Full head shot selfie. These words instill the same dread in me as big deadline or final exam due. I love being behind the camera and focusing, but I find myself taking only 2 kinds of shots in front of the camera; over the top theatrical or lump.
Great bed head!
I should smile more maybe? (Nothing is gonna help the guy behind my shoulder though..!)
Then I thought, ok extensions!
I can be Goldilocks or Rapunzel and channel my inner diva! And of course, linen is perfect for this. Linen is marvelous!
I want to show the world how amazing this fibre is and what it can do. Yes it is rough, but only at the start. It will not be quite so harsh when it becomes 10 or even 100 year old linen so beloved and cherished in families. But to last, it has to be strong. The fibre has to start strong.
Flax starts as a very delicate and beautiful plant.
There are 2 basic varieties of flax; plants for seed and (my favorite) fibre varieties. I use Louet Super Fine Flax Top. It has a 12″-18″ staple length which makes it quite a challenge to spin, my drafting zone can be longer than my arms can stretch.
To help I use a distaff. The one in the right of the picture below is my favorite hand carved antique distaff.
Spinning on a wheel or with a spindle, try both! Without a distaff there is simply more waste fibre. I started with dry spinning, but much prefer the wet spun product (once I got the hang of it). You can also try using the wet towel method, or blending with different fibres, linen makes the fibre stronger.
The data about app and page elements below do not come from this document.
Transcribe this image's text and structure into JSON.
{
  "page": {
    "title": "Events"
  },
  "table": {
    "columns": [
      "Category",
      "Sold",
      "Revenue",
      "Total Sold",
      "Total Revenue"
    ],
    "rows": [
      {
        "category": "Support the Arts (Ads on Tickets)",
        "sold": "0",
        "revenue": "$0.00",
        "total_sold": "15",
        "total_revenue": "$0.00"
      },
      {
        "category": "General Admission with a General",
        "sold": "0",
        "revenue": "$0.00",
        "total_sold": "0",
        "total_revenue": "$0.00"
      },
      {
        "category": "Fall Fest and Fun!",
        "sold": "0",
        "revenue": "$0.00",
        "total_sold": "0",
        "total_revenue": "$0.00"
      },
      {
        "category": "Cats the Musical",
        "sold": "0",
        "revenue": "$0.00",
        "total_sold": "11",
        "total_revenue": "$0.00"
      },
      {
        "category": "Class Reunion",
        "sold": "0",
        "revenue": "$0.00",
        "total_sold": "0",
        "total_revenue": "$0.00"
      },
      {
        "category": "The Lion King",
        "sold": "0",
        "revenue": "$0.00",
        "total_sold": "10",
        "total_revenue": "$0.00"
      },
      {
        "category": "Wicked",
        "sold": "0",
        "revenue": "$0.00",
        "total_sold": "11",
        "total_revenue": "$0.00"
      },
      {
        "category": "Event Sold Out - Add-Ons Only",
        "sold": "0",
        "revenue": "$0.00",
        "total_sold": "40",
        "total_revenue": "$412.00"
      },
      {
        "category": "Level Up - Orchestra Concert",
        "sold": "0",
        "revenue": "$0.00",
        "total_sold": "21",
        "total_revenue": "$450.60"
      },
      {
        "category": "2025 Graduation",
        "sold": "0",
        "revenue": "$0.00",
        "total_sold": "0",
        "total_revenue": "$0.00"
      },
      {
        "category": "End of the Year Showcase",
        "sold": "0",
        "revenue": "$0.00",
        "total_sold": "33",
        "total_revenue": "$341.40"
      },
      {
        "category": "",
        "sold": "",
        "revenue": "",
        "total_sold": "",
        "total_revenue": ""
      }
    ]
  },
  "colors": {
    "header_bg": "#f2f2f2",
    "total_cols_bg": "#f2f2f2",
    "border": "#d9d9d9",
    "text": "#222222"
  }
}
I like linen for many different purposes, so I spin both thick and thin yarns.
(3 ply handspun)
Natural fibres are my environmental favourite, but occasionally I love to inject and work with a bit of colour. I’m always practicing that thick and thin!
I made the 3 colour hand spun yarn in the background to try out handspun linen socks!
I never have enough, but I can’t help but use my handspun in my weavings.
I hope you will all join me in 2016 on my path to spin straw into gold, and look good while doing it!